------ Material provided

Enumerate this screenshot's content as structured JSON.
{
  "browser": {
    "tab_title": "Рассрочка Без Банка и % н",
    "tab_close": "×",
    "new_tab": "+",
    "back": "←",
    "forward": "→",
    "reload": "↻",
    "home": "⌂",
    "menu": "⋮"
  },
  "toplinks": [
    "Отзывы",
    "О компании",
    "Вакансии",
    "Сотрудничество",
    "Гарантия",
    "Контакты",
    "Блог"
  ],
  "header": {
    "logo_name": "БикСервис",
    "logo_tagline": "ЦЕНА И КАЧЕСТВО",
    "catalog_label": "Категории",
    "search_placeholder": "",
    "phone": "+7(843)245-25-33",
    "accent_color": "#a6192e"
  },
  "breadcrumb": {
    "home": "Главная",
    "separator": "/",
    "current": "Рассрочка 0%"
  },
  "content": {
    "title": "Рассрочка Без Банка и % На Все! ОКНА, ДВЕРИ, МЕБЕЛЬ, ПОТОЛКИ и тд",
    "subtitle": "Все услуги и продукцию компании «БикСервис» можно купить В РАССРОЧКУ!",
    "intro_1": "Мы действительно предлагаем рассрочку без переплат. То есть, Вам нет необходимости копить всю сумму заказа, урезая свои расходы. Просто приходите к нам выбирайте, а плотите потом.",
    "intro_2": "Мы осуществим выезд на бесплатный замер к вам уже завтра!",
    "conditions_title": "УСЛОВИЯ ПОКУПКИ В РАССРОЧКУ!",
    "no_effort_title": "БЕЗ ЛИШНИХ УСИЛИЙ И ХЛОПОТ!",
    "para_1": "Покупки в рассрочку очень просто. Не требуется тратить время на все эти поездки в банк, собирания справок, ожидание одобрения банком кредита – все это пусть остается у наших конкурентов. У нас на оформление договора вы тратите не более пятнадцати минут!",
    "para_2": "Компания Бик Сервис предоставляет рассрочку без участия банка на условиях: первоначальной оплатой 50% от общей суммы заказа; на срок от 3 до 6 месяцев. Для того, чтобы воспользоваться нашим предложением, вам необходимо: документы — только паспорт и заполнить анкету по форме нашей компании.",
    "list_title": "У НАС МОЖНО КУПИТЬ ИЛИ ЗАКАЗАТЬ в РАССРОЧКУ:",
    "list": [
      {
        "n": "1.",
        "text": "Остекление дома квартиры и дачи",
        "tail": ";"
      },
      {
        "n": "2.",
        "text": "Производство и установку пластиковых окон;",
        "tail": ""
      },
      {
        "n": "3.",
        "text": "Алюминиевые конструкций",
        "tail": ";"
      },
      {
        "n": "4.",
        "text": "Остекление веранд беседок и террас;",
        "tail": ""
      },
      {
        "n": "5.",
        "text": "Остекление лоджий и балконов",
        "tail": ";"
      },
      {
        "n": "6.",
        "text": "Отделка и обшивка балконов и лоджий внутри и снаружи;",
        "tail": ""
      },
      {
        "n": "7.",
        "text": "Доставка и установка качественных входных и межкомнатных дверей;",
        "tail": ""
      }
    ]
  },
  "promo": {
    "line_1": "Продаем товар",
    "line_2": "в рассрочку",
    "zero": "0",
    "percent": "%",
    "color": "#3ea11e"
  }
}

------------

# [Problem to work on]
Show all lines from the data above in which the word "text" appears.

# [Task response]
        "text": "Остекление дома квартиры и дачи",
        "text": "Производство и установку пластиковых окон;",
        "text": "Алюминиевые конструкций",
        "text": "Остекление веранд беседок и террас;",
        "text": "Остекление лоджий и балконов",
        "text": "Отделка и обшивка балконов и лоджий внутри и снаружи;",
        "text": "Доставка и установка качественных входных и межкомнатных дверей;",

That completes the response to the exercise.